== Segment start ==
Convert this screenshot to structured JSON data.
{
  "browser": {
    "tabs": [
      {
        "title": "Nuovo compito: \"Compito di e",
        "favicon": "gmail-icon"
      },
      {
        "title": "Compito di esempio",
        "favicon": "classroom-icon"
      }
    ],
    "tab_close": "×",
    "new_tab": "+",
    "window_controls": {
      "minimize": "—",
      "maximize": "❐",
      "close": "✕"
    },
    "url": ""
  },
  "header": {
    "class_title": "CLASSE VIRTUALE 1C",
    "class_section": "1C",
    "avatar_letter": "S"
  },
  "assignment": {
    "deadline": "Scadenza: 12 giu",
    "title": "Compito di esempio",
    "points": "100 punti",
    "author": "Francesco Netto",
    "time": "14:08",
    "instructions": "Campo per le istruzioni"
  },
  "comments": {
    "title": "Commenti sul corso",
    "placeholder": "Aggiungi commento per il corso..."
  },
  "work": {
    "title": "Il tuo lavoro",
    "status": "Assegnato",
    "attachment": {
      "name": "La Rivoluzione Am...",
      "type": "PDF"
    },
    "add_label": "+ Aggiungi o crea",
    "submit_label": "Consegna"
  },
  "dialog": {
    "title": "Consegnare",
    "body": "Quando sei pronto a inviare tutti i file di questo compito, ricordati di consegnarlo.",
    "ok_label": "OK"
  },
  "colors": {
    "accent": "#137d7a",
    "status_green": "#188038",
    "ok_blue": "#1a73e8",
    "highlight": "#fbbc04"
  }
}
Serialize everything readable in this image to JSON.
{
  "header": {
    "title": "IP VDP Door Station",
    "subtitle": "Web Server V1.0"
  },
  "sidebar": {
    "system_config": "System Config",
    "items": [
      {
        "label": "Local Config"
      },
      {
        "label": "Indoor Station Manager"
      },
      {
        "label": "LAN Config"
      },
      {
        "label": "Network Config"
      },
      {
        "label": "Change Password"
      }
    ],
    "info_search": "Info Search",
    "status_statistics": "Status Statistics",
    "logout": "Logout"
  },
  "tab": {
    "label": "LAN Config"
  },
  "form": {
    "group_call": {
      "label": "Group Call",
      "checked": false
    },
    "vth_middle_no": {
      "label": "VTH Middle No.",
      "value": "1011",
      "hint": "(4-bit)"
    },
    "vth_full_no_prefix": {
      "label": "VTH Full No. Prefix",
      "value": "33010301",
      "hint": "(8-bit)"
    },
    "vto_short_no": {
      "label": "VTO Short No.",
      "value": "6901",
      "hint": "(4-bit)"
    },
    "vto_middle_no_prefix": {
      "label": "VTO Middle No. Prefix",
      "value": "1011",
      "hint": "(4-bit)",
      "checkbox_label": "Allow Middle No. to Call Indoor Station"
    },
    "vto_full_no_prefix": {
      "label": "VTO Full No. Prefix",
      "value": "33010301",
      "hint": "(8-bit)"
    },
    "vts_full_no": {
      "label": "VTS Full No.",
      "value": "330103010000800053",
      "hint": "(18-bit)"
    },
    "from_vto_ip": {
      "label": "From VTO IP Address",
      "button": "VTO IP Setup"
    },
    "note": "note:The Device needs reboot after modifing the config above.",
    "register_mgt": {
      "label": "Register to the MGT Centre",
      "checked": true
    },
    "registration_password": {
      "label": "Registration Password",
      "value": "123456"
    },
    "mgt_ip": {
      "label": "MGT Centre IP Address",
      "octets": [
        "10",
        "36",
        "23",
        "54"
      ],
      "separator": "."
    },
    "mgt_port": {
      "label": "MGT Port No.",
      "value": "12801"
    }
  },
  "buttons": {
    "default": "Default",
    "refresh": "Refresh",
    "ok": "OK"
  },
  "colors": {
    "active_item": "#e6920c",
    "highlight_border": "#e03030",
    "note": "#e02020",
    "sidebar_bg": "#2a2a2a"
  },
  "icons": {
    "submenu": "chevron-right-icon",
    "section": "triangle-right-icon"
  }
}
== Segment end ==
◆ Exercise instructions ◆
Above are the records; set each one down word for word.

◆ Final answer ◆
Convert this screenshot to structured JSON data.
{
  "browser": {
    "tabs": [
      {
        "title": "Nuovo compito: \"Compito di e",
        "favicon": "gmail-icon"
      },
      {
        "title": "Compito di esempio",
        "favicon": "classroom-icon"
      }
    ],
    "tab_close": "×",
    "new_tab": "+",
    "window_controls": {
      "minimize": "—",
      "maximize": "❐",
      "close": "✕"
    },
    "url": ""
  },
  "header": {
    "class_title": "CLASSE VIRTUALE 1C",
    "class_section": "1C",
    "avatar_letter": "S"
  },
  "assignment": {
    "deadline": "Scadenza: 12 giu",
    "title": "Compito di esempio",
    "points": "100 punti",
    "author": "Francesco Netto",
    "time": "14:08",
    "instructions": "Campo per le istruzioni"
  },
  "comments": {
    "title": "Commenti sul corso",
    "placeholder": "Aggiungi commento per il corso..."
  },
  "work": {
    "title": "Il tuo lavoro",
    "status": "Assegnato",
    "attachment": {
      "name": "La Rivoluzione Am...",
      "type": "PDF"
    },
    "add_label": "+ Aggiungi o crea",
    "submit_label": "Consegna"
  },
  "dialog": {
    "title": "Consegnare",
    "body": "Quando sei pronto a inviare tutti i file di questo compito, ricordati di consegnarlo.",
    "ok_label": "OK"
  },
  "colors": {
    "accent": "#137d7a",
    "status_green": "#188038",
    "ok_blue": "#1a73e8",
    "highlight": "#fbbc04"
  }
}
Serialize everything readable in this image to JSON.
{
  "header": {
    "title": "IP VDP Door Station",
    "subtitle": "Web Server V1.0"
  },
  "sidebar": {
    "system_config": "System Config",
    "items": [
      {
        "label": "Local Config"
      },
      {
        "label": "Indoor Station Manager"
      },
      {
        "label": "LAN Config"
      },
      {
        "label": "Network Config"
      },
      {
        "label": "Change Password"
      }
    ],
    "info_search": "Info Search",
    "status_statistics": "Status Statistics",
    "logout": "Logout"
  },
  "tab": {
    "label": "LAN Config"
  },
  "form": {
    "group_call": {
      "label": "Group Call",
      "checked": false
    },
    "vth_middle_no": {
      "label": "VTH Middle No.",
      "value": "1011",
      "hint": "(4-bit)"
    },
    "vth_full_no_prefix": {
      "label": "VTH Full No. Prefix",
      "value": "33010301",
      "hint": "(8-bit)"
    },
    "vto_short_no": {
      "label": "VTO Short No.",
      "value": "6901",
      "hint": "(4-bit)"
    },
    "vto_middle_no_prefix": {
      "label": "VTO Middle No. Prefix",
      "value": "1011",
      "hint": "(4-bit)",
      "checkbox_label": "Allow Middle No. to Call Indoor Station"
    },
    "vto_full_no_prefix": {
      "label": "VTO Full No. Prefix",
      "value": "33010301",
      "hint": "(8-bit)"
    },
    "vts_full_no": {
      "label": "VTS Full No.",
      "value": "330103010000800053",
      "hint": "(18-bit)"
    },
    "from_vto_ip": {
      "label": "From VTO IP Address",
      "button": "VTO IP Setup"
    },
    "note": "note:The Device needs reboot after modifing the config above.",
    "register_mgt": {
      "label": "Register to the MGT Centre",
      "checked": true
    },
    "registration_password": {
      "label": "Registration Password",
      "value": "123456"
    },
    "mgt_ip": {
      "label": "MGT Centre IP Address",
      "octets": [
        "10",
        "36",
        "23",
        "54"
      ],
      "separator": "."
    },
    "mgt_port": {
      "label": "MGT Port No.",
      "value": "12801"
    }
  },
  "buttons": {
    "default": "Default",
    "refresh": "Refresh",
    "ok": "OK"
  },
  "colors": {
    "active_item": "#e6920c",
    "highlight_border": "#e03030",
    "note": "#e02020",
    "sidebar_bg": "#2a2a2a"
  },
  "icons": {
    "submenu": "chevron-right-icon",
    "section": "triangle-right-icon"
  }
}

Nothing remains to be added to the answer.